▶ [TASK TO CARRY OUT] Among the records, find the lines that hold the string "السعودية" and return them.

··········

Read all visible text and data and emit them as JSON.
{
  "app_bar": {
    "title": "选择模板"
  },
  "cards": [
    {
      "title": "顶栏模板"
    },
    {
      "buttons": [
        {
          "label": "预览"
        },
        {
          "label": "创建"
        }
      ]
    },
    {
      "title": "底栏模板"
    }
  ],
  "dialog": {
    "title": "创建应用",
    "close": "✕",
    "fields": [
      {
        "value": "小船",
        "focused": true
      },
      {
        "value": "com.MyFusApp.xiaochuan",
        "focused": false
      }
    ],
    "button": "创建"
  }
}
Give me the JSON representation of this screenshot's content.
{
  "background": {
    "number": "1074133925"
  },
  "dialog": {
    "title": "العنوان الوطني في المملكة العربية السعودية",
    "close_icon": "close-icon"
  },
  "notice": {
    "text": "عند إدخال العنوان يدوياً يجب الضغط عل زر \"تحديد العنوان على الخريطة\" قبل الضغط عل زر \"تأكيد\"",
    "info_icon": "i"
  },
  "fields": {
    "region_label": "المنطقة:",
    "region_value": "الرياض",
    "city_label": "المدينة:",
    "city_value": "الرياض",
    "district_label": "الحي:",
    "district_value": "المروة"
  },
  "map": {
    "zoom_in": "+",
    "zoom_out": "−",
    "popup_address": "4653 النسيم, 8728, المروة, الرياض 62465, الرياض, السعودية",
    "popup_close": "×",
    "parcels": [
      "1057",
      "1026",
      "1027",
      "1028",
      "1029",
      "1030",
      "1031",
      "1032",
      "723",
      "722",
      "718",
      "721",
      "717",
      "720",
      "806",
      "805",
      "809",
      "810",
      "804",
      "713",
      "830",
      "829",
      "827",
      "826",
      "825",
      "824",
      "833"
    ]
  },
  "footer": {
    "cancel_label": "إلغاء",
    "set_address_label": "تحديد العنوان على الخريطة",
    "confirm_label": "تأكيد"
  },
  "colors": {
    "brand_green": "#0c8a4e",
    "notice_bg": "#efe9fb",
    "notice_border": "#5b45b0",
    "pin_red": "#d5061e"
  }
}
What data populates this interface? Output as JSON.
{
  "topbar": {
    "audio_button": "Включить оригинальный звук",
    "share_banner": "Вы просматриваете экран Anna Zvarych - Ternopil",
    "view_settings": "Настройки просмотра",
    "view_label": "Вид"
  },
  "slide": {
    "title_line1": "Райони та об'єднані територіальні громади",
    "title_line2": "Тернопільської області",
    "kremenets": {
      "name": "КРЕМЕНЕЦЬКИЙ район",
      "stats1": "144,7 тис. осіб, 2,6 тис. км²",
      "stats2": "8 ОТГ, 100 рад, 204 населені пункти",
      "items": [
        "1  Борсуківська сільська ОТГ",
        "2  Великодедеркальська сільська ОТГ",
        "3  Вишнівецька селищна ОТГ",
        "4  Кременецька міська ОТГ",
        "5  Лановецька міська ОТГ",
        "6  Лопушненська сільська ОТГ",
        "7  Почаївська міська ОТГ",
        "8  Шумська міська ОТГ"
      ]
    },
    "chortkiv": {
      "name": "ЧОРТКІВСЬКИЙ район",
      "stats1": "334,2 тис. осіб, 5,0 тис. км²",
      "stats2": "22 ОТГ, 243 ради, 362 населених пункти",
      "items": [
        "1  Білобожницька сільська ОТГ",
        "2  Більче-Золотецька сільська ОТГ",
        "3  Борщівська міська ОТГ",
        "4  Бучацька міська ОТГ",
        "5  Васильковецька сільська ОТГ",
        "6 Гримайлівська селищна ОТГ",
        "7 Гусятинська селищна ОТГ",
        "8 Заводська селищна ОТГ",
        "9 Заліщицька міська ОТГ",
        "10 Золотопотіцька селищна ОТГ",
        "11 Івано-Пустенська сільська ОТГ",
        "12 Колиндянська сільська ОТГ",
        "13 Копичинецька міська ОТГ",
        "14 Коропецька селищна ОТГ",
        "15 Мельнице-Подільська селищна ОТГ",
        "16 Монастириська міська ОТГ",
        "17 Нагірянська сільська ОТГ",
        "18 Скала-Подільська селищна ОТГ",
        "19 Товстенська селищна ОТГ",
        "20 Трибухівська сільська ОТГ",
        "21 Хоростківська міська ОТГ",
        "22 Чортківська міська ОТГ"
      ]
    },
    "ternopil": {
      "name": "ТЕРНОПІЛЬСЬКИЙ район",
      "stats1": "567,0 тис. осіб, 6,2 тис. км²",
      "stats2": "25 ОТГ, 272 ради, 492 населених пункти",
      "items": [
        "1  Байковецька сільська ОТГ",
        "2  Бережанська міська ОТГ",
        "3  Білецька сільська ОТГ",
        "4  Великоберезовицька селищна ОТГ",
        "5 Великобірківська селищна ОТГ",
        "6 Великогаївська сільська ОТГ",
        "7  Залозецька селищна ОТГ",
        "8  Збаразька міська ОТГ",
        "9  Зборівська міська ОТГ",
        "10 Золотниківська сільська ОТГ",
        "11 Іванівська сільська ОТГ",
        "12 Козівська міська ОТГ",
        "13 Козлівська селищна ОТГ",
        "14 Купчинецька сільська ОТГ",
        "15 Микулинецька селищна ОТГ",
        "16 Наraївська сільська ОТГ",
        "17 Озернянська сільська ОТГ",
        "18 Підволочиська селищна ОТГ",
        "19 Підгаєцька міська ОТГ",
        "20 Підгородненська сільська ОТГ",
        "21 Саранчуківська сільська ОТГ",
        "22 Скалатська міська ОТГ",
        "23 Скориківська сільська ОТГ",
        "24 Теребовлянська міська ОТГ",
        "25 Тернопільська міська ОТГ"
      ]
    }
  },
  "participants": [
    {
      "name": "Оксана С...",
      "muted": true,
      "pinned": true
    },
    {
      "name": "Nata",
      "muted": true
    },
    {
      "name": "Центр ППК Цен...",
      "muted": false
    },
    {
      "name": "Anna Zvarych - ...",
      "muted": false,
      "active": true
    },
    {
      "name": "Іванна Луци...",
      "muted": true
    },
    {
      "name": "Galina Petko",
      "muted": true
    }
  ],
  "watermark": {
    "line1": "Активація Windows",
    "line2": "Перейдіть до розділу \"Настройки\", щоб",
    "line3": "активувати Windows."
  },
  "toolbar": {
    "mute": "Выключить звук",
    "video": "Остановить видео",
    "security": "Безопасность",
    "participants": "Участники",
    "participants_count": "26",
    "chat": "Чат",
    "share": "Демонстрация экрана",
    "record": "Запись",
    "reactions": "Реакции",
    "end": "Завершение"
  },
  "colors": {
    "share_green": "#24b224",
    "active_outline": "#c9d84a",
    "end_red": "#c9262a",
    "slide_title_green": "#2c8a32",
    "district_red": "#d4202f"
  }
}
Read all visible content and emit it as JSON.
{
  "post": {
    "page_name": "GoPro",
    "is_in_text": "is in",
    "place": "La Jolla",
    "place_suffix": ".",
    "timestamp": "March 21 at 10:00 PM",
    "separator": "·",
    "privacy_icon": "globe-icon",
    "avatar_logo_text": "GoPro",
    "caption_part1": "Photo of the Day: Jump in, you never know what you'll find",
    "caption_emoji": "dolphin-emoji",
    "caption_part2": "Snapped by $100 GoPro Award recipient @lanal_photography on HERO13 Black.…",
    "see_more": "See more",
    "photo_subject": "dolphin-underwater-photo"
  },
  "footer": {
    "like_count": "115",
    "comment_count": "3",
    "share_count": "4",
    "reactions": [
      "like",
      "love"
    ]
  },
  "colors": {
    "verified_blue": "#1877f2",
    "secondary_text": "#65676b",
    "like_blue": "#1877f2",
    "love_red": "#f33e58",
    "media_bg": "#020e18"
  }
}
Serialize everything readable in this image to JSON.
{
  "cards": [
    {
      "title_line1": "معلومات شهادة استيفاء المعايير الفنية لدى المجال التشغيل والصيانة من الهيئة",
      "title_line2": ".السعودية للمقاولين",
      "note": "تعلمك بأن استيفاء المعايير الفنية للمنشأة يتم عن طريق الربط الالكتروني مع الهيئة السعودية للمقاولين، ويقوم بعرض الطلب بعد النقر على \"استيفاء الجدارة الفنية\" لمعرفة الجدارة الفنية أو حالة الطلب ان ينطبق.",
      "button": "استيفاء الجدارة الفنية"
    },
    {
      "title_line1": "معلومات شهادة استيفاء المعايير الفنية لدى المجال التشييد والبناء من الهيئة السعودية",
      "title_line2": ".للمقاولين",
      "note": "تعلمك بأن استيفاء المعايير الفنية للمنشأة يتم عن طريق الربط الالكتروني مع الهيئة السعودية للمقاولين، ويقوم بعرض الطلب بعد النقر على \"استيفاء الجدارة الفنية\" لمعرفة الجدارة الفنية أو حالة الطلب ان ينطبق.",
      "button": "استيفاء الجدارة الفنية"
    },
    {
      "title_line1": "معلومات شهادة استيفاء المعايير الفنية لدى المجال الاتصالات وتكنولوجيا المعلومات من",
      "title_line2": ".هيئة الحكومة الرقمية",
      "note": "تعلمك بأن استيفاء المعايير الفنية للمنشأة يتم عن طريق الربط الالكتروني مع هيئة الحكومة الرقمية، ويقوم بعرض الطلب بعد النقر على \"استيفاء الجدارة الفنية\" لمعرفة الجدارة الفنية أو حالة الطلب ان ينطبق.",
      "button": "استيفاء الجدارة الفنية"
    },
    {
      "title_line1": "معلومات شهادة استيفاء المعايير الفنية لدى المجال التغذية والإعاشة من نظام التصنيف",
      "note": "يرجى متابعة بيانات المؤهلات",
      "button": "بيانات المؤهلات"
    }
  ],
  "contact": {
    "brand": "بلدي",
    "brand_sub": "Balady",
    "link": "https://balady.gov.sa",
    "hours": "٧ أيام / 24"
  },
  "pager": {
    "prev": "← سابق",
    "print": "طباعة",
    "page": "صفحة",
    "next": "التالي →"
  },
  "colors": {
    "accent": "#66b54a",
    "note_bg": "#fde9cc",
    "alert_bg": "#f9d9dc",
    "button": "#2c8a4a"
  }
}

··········

▶ [REPLY]
    "title": "العنوان الوطني في المملكة العربية السعودية",
    "popup_address": "4653 النسيم, 8728, المروة, الرياض 62465, الرياض, السعودية",
      "title_line2": ".السعودية للمقاولين",
      "note": "تعلمك بأن استيفاء المعايير الفنية للمنشأة يتم عن طريق الربط الالكتروني مع الهيئة السعودية للمقاولين، ويقوم بعرض الطلب بعد النقر على \"استيفاء الجدارة الفنية\" لمعرفة الجدارة الفنية أو حالة الطلب ان ينطبق.",
      "title_line1": "معلومات شهادة استيفاء المعايير الفنية لدى المجال التشييد والبناء من الهيئة السعودية",
      "note": "تعلمك بأن استيفاء المعايير الفنية للمنشأة يتم عن طريق الربط الالكتروني مع الهيئة السعودية للمقاولين، ويقوم بعرض الطلب بعد النقر على \"استيفاء الجدارة الفنية\" لمعرفة الجدارة الفنية أو حالة الطلب ان ينطبق.",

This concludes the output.